| PROBLEM |
Give back the full listing that follows exactly as it reads.

::: MATERIAL PROVIDED

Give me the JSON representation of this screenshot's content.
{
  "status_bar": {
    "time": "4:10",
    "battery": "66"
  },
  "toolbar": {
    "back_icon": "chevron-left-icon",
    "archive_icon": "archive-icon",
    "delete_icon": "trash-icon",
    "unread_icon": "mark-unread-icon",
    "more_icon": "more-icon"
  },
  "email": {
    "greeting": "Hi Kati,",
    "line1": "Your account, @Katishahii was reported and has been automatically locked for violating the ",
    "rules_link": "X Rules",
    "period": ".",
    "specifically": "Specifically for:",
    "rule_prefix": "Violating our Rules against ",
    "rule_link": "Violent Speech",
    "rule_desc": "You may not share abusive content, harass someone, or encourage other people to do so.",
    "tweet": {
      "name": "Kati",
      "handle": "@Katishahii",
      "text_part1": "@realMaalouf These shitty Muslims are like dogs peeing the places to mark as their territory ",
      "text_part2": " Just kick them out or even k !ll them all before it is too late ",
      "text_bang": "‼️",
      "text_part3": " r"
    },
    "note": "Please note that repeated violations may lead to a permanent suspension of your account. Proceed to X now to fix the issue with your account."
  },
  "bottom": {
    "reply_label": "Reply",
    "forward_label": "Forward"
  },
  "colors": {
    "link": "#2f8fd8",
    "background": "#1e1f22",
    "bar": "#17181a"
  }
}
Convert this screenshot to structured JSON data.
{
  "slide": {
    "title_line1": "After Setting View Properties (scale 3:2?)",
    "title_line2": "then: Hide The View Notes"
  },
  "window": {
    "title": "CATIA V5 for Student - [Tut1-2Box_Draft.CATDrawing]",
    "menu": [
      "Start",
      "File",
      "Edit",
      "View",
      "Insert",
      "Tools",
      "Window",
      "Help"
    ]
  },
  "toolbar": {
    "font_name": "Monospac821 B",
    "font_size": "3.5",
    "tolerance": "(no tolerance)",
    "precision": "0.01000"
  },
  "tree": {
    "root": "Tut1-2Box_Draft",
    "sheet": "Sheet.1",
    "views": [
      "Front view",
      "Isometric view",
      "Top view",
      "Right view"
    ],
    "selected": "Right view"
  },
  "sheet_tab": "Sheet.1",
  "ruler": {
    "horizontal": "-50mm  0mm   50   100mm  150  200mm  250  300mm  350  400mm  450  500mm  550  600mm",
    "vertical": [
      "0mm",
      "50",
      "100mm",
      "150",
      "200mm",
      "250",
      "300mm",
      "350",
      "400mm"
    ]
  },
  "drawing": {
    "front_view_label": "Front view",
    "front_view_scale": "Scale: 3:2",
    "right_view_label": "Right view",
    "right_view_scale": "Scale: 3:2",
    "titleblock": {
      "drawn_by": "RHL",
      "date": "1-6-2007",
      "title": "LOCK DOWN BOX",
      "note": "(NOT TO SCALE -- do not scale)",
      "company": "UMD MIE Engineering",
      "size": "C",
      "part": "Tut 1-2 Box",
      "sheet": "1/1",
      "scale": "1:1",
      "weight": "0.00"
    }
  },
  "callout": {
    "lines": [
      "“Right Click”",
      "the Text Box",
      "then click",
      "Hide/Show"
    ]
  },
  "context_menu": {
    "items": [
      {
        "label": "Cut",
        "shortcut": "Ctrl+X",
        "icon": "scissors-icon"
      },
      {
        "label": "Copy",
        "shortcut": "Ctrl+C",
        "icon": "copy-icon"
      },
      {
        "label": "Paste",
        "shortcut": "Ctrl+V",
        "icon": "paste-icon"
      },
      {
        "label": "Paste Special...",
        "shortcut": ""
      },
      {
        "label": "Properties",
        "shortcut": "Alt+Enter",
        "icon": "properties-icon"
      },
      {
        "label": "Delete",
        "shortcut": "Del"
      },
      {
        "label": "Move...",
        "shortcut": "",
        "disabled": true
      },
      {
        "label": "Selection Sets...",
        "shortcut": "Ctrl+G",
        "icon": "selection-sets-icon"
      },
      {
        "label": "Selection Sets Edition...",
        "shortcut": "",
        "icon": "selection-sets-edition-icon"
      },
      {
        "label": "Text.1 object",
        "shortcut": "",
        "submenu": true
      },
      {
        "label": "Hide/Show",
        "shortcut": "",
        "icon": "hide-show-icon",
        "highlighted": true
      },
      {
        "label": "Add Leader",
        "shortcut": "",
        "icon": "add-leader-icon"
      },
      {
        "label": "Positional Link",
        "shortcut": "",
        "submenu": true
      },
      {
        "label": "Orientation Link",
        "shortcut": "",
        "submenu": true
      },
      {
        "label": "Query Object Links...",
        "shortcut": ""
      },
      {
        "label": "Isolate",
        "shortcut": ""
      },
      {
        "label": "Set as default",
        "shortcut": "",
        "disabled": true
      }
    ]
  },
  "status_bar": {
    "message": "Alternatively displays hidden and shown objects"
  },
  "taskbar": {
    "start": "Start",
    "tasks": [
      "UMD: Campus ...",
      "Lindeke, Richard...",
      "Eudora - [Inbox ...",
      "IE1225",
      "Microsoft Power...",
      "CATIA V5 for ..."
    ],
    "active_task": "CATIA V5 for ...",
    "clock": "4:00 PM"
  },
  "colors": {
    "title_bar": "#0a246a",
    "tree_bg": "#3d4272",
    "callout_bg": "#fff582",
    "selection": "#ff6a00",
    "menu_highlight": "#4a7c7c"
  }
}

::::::

| ANSWER FOR THIS EXERCISE |
Give me the JSON representation of this screenshot's content.
{
  "status_bar": {
    "time": "4:10",
    "battery": "66"
  },
  "toolbar": {
    "back_icon": "chevron-left-icon",
    "archive_icon": "archive-icon",
    "delete_icon": "trash-icon",
    "unread_icon": "mark-unread-icon",
    "more_icon": "more-icon"
  },
  "email": {
    "greeting": "Hi Kati,",
    "line1": "Your account, @Katishahii was reported and has been automatically locked for violating the ",
    "rules_link": "X Rules",
    "period": ".",
    "specifically": "Specifically for:",
    "rule_prefix": "Violating our Rules against ",
    "rule_link": "Violent Speech",
    "rule_desc": "You may not share abusive content, harass someone, or encourage other people to do so.",
    "tweet": {
      "name": "Kati",
      "handle": "@Katishahii",
      "text_part1": "@realMaalouf These shitty Muslims are like dogs peeing the places to mark as their territory ",
      "text_part2": " Just kick them out or even k !ll them all before it is too late ",
      "text_bang": "‼️",
      "text_part3": " r"
    },
    "note": "Please note that repeated violations may lead to a permanent suspension of your account. Proceed to X now to fix the issue with your account."
  },
  "bottom": {
    "reply_label": "Reply",
    "forward_label": "Forward"
  },
  "colors": {
    "link": "#2f8fd8",
    "background": "#1e1f22",
    "bar": "#17181a"
  }
}
Convert this screenshot to structured JSON data.
{
  "slide": {
    "title_line1": "After Setting View Properties (scale 3:2?)",
    "title_line2": "then: Hide The View Notes"
  },
  "window": {
    "title": "CATIA V5 for Student - [Tut1-2Box_Draft.CATDrawing]",
    "menu": [
      "Start",
      "File",
      "Edit",
      "View",
      "Insert",
      "Tools",
      "Window",
      "Help"
    ]
  },
  "toolbar": {
    "font_name": "Monospac821 B",
    "font_size": "3.5",
    "tolerance": "(no tolerance)",
    "precision": "0.01000"
  },
  "tree": {
    "root": "Tut1-2Box_Draft",
    "sheet": "Sheet.1",
    "views": [
      "Front view",
      "Isometric view",
      "Top view",
      "Right view"
    ],
    "selected": "Right view"
  },
  "sheet_tab": "Sheet.1",
  "ruler": {
    "horizontal": "-50mm  0mm   50   100mm  150  200mm  250  300mm  350  400mm  450  500mm  550  600mm",
    "vertical": [
      "0mm",
      "50",
      "100mm",
      "150",
      "200mm",
      "250",
      "300mm",
      "350",
      "400mm"
    ]
  },
  "drawing": {
    "front_view_label": "Front view",
    "front_view_scale": "Scale: 3:2",
    "right_view_label": "Right view",
    "right_view_scale": "Scale: 3:2",
    "titleblock": {
      "drawn_by": "RHL",
      "date": "1-6-2007",
      "title": "LOCK DOWN BOX",
      "note": "(NOT TO SCALE -- do not scale)",
      "company": "UMD MIE Engineering",
      "size": "C",
      "part": "Tut 1-2 Box",
      "sheet": "1/1",
      "scale": "1:1",
      "weight": "0.00"
    }
  },
  "callout": {
    "lines": [
      "“Right Click”",
      "the Text Box",
      "then click",
      "Hide/Show"
    ]
  },
  "context_menu": {
    "items": [
      {
        "label": "Cut",
        "shortcut": "Ctrl+X",
        "icon": "scissors-icon"
      },
      {
        "label": "Copy",
        "shortcut": "Ctrl+C",
        "icon": "copy-icon"
      },
      {
        "label": "Paste",
        "shortcut": "Ctrl+V",
        "icon": "paste-icon"
      },
      {
        "label": "Paste Special...",
        "shortcut": ""
      },
      {
        "label": "Properties",
        "shortcut": "Alt+Enter",
        "icon": "properties-icon"
      },
      {
        "label": "Delete",
        "shortcut": "Del"
      },
      {
        "label": "Move...",
        "shortcut": "",
        "disabled": true
      },
      {
        "label": "Selection Sets...",
        "shortcut": "Ctrl+G",
        "icon": "selection-sets-icon"
      },
      {
        "label": "Selection Sets Edition...",
        "shortcut": "",
        "icon": "selection-sets-edition-icon"
      },
      {
        "label": "Text.1 object",
        "shortcut": "",
        "submenu": true
      },
      {
        "label": "Hide/Show",
        "shortcut": "",
        "icon": "hide-show-icon",
        "highlighted": true
      },
      {
        "label": "Add Leader",
        "shortcut": "",
        "icon": "add-leader-icon"
      },
      {
        "label": "Positional Link",
        "shortcut": "",
        "submenu": true
      },
      {
        "label": "Orientation Link",
        "shortcut": "",
        "submenu": true
      },
      {
        "label": "Query Object Links...",
        "shortcut": ""
      },
      {
        "label": "Isolate",
        "shortcut": ""
      },
      {
        "label": "Set as default",
        "shortcut": "",
        "disabled": true
      }
    ]
  },
  "status_bar": {
    "message": "Alternatively displays hidden and shown objects"
  },
  "taskbar": {
    "start": "Start",
    "tasks": [
      "UMD: Campus ...",
      "Lindeke, Richard...",
      "Eudora - [Inbox ...",
      "IE1225",
      "Microsoft Power...",
      "CATIA V5 for ..."
    ],
    "active_task": "CATIA V5 for ...",
    "clock": "4:00 PM"
  },
  "colors": {
    "title_bar": "#0a246a",
    "tree_bg": "#3d4272",
    "callout_bg": "#fff582",
    "selection": "#ff6a00",
    "menu_highlight": "#4a7c7c"
  }
}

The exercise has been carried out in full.